WORK TASK>
A complete and exact copy of the data below is the task.

MATERIALS PROVIDED>

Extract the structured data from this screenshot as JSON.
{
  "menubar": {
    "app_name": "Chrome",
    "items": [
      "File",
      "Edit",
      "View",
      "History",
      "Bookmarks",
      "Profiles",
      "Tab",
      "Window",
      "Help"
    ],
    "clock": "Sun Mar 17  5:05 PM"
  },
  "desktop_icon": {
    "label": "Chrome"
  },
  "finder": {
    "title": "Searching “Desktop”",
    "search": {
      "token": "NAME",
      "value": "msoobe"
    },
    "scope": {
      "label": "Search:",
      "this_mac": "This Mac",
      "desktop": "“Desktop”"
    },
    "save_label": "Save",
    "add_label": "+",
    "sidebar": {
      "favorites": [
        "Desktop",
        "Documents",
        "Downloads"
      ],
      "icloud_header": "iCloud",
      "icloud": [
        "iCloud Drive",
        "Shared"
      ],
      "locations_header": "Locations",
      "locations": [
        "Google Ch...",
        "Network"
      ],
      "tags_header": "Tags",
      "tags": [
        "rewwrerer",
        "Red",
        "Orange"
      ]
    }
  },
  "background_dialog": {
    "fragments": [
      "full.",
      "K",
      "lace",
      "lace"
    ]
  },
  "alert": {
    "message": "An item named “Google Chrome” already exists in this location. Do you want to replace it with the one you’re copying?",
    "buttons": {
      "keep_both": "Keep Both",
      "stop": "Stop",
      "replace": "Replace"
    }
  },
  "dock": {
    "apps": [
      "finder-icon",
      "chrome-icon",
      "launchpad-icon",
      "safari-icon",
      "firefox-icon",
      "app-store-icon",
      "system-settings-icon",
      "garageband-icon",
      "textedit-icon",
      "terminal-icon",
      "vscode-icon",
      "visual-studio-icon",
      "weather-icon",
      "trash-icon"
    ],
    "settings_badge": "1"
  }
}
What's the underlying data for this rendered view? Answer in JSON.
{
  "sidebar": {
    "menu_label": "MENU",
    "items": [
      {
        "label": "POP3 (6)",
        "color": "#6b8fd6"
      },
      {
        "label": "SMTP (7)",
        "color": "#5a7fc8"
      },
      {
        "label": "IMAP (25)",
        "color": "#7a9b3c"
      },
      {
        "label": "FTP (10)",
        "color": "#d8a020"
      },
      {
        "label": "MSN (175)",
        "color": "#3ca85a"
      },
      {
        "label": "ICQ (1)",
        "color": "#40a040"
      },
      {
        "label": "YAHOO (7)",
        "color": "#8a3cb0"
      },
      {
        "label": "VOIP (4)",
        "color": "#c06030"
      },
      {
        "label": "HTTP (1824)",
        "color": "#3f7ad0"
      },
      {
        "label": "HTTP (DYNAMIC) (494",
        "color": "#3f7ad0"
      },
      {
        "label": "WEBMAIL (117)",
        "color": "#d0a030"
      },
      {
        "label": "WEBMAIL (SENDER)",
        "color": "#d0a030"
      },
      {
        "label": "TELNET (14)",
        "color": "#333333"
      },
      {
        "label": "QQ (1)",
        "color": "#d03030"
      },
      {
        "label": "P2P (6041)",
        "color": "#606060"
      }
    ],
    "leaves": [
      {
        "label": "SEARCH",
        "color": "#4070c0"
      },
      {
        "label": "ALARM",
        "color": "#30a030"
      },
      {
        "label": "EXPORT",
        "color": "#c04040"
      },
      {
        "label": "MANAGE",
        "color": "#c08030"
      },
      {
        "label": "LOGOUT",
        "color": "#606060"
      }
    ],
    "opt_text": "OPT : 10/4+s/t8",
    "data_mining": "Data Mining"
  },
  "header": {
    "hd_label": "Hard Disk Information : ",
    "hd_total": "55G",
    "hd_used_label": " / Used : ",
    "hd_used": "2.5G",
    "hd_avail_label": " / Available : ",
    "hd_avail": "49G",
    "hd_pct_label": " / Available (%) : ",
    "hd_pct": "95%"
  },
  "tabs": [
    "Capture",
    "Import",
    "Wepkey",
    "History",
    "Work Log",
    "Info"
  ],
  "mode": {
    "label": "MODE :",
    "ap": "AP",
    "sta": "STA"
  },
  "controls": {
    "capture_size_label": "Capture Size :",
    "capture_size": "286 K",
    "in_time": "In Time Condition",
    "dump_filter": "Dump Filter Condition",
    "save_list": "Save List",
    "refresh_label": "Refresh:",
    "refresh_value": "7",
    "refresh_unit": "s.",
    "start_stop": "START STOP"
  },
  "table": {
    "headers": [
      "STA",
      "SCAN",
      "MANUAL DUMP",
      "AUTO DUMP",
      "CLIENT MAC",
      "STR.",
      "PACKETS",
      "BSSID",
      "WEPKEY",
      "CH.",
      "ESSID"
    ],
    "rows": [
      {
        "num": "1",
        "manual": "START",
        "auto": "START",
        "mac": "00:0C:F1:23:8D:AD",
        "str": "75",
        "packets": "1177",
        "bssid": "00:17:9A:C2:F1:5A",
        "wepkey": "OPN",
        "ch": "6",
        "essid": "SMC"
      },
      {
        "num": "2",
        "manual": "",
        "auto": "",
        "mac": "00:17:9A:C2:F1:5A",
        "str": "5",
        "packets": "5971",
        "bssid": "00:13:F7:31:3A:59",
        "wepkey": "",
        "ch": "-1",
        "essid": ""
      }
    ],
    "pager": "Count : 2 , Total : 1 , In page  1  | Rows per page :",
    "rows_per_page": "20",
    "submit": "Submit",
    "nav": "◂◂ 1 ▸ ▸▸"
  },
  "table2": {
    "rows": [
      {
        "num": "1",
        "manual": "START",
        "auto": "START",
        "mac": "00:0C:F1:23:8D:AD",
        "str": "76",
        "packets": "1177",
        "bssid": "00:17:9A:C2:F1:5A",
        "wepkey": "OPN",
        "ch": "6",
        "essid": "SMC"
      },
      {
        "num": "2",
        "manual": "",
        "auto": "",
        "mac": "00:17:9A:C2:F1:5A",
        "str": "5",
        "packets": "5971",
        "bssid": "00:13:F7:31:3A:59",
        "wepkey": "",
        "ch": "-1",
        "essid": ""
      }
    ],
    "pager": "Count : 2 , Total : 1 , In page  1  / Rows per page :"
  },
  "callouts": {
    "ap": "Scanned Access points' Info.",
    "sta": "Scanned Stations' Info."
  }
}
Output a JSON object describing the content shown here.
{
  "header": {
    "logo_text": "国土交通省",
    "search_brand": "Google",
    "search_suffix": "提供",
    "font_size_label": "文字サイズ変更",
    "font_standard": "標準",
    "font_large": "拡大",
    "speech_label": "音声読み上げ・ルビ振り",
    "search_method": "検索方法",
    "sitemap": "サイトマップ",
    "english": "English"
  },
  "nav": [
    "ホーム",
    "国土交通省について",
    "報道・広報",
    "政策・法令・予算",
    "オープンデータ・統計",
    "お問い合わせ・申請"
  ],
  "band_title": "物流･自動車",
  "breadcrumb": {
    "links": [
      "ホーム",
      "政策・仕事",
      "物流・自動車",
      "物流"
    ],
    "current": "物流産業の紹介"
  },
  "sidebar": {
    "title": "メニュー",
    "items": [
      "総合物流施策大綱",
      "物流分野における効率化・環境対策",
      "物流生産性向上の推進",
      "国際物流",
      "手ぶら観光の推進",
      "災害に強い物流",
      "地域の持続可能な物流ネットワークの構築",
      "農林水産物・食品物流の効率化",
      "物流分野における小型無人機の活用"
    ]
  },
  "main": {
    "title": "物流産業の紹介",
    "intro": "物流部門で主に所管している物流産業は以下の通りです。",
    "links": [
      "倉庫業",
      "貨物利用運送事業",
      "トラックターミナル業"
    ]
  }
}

PROBLEM SOLUTION>
Extract the structured data from this screenshot as JSON.
{
  "menubar": {
    "app_name": "Chrome",
    "items": [
      "File",
      "Edit",
      "View",
      "History",
      "Bookmarks",
      "Profiles",
      "Tab",
      "Window",
      "Help"
    ],
    "clock": "Sun Mar 17  5:05 PM"
  },
  "desktop_icon": {
    "label": "Chrome"
  },
  "finder": {
    "title": "Searching “Desktop”",
    "search": {
      "token": "NAME",
      "value": "msoobe"
    },
    "scope": {
      "label": "Search:",
      "this_mac": "This Mac",
      "desktop": "“Desktop”"
    },
    "save_label": "Save",
    "add_label": "+",
    "sidebar": {
      "favorites": [
        "Desktop",
        "Documents",
        "Downloads"
      ],
      "icloud_header": "iCloud",
      "icloud": [
        "iCloud Drive",
        "Shared"
      ],
      "locations_header": "Locations",
      "locations": [
        "Google Ch...",
        "Network"
      ],
      "tags_header": "Tags",
      "tags": [
        "rewwrerer",
        "Red",
        "Orange"
      ]
    }
  },
  "background_dialog": {
    "fragments": [
      "full.",
      "K",
      "lace",
      "lace"
    ]
  },
  "alert": {
    "message": "An item named “Google Chrome” already exists in this location. Do you want to replace it with the one you’re copying?",
    "buttons": {
      "keep_both": "Keep Both",
      "stop": "Stop",
      "replace": "Replace"
    }
  },
  "dock": {
    "apps": [
      "finder-icon",
      "chrome-icon",
      "launchpad-icon",
      "safari-icon",
      "firefox-icon",
      "app-store-icon",
      "system-settings-icon",
      "garageband-icon",
      "textedit-icon",
      "terminal-icon",
      "vscode-icon",
      "visual-studio-icon",
      "weather-icon",
      "trash-icon"
    ],
    "settings_badge": "1"
  }
}
What's the underlying data for this rendered view? Answer in JSON.
{
  "sidebar": {
    "menu_label": "MENU",
    "items": [
      {
        "label": "POP3 (6)",
        "color": "#6b8fd6"
      },
      {
        "label": "SMTP (7)",
        "color": "#5a7fc8"
      },
      {
        "label": "IMAP (25)",
        "color": "#7a9b3c"
      },
      {
        "label": "FTP (10)",
        "color": "#d8a020"
      },
      {
        "label": "MSN (175)",
        "color": "#3ca85a"
      },
      {
        "label": "ICQ (1)",
        "color": "#40a040"
      },
      {
        "label": "YAHOO (7)",
        "color": "#8a3cb0"
      },
      {
        "label": "VOIP (4)",
        "color": "#c06030"
      },
      {
        "label": "HTTP (1824)",
        "color": "#3f7ad0"
      },
      {
        "label": "HTTP (DYNAMIC) (494",
        "color": "#3f7ad0"
      },
      {
        "label": "WEBMAIL (117)",
        "color": "#d0a030"
      },
      {
        "label": "WEBMAIL (SENDER)",
        "color": "#d0a030"
      },
      {
        "label": "TELNET (14)",
        "color": "#333333"
      },
      {
        "label": "QQ (1)",
        "color": "#d03030"
      },
      {
        "label": "P2P (6041)",
        "color": "#606060"
      }
    ],
    "leaves": [
      {
        "label": "SEARCH",
        "color": "#4070c0"
      },
      {
        "label": "ALARM",
        "color": "#30a030"
      },
      {
        "label": "EXPORT",
        "color": "#c04040"
      },
      {
        "label": "MANAGE",
        "color": "#c08030"
      },
      {
        "label": "LOGOUT",
        "color": "#606060"
      }
    ],
    "opt_text": "OPT : 10/4+s/t8",
    "data_mining": "Data Mining"
  },
  "header": {
    "hd_label": "Hard Disk Information : ",
    "hd_total": "55G",
    "hd_used_label": " / Used : ",
    "hd_used": "2.5G",
    "hd_avail_label": " / Available : ",
    "hd_avail": "49G",
    "hd_pct_label": " / Available (%) : ",
    "hd_pct": "95%"
  },
  "tabs": [
    "Capture",
    "Import",
    "Wepkey",
    "History",
    "Work Log",
    "Info"
  ],
  "mode": {
    "label": "MODE :",
    "ap": "AP",
    "sta": "STA"
  },
  "controls": {
    "capture_size_label": "Capture Size :",
    "capture_size": "286 K",
    "in_time": "In Time Condition",
    "dump_filter": "Dump Filter Condition",
    "save_list": "Save List",
    "refresh_label": "Refresh:",
    "refresh_value": "7",
    "refresh_unit": "s.",
    "start_stop": "START STOP"
  },
  "table": {
    "headers": [
      "STA",
      "SCAN",
      "MANUAL DUMP",
      "AUTO DUMP",
      "CLIENT MAC",
      "STR.",
      "PACKETS",
      "BSSID",
      "WEPKEY",
      "CH.",
      "ESSID"
    ],
    "rows": [
      {
        "num": "1",
        "manual": "START",
        "auto": "START",
        "mac": "00:0C:F1:23:8D:AD",
        "str": "75",
        "packets": "1177",
        "bssid": "00:17:9A:C2:F1:5A",
        "wepkey": "OPN",
        "ch": "6",
        "essid": "SMC"
      },
      {
        "num": "2",
        "manual": "",
        "auto": "",
        "mac": "00:17:9A:C2:F1:5A",
        "str": "5",
        "packets": "5971",
        "bssid": "00:13:F7:31:3A:59",
        "wepkey": "",
        "ch": "-1",
        "essid": ""
      }
    ],
    "pager": "Count : 2 , Total : 1 , In page  1  | Rows per page :",
    "rows_per_page": "20",
    "submit": "Submit",
    "nav": "◂◂ 1 ▸ ▸▸"
  },
  "table2": {
    "rows": [
      {
        "num": "1",
        "manual": "START",
        "auto": "START",
        "mac": "00:0C:F1:23:8D:AD",
        "str": "76",
        "packets": "1177",
        "bssid": "00:17:9A:C2:F1:5A",
        "wepkey": "OPN",
        "ch": "6",
        "essid": "SMC"
      },
      {
        "num": "2",
        "manual": "",
        "auto": "",
        "mac": "00:17:9A:C2:F1:5A",
        "str": "5",
        "packets": "5971",
        "bssid": "00:13:F7:31:3A:59",
        "wepkey": "",
        "ch": "-1",
        "essid": ""
      }
    ],
    "pager": "Count : 2 , Total : 1 , In page  1  / Rows per page :"
  },
  "callouts": {
    "ap": "Scanned Access points' Info.",
    "sta": "Scanned Stations' Info."
  }
}
Output a JSON object describing the content shown here.
{
  "header": {
    "logo_text": "国土交通省",
    "search_brand": "Google",
    "search_suffix": "提供",
    "font_size_label": "文字サイズ変更",
    "font_standard": "標準",
    "font_large": "拡大",
    "speech_label": "音声読み上げ・ルビ振り",
    "search_method": "検索方法",
    "sitemap": "サイトマップ",
    "english": "English"
  },
  "nav": [
    "ホーム",
    "国土交通省について",
    "報道・広報",
    "政策・法令・予算",
    "オープンデータ・統計",
    "お問い合わせ・申請"
  ],
  "band_title": "物流･自動車",
  "breadcrumb": {
    "links": [
      "ホーム",
      "政策・仕事",
      "物流・自動車",
      "物流"
    ],
    "current": "物流産業の紹介"
  },
  "sidebar": {
    "title": "メニュー",
    "items": [
      "総合物流施策大綱",
      "物流分野における効率化・環境対策",
      "物流生産性向上の推進",
      "国際物流",
      "手ぶら観光の推進",
      "災害に強い物流",
      "地域の持続可能な物流ネットワークの構築",
      "農林水産物・食品物流の効率化",
      "物流分野における小型無人機の活用"
    ]
  },
  "main": {
    "title": "物流産業の紹介",
    "intro": "物流部門で主に所管している物流産業は以下の通りです。",
    "links": [
      "倉庫業",
      "貨物利用運送事業",
      "トラックターミナル業"
    ]
  }
}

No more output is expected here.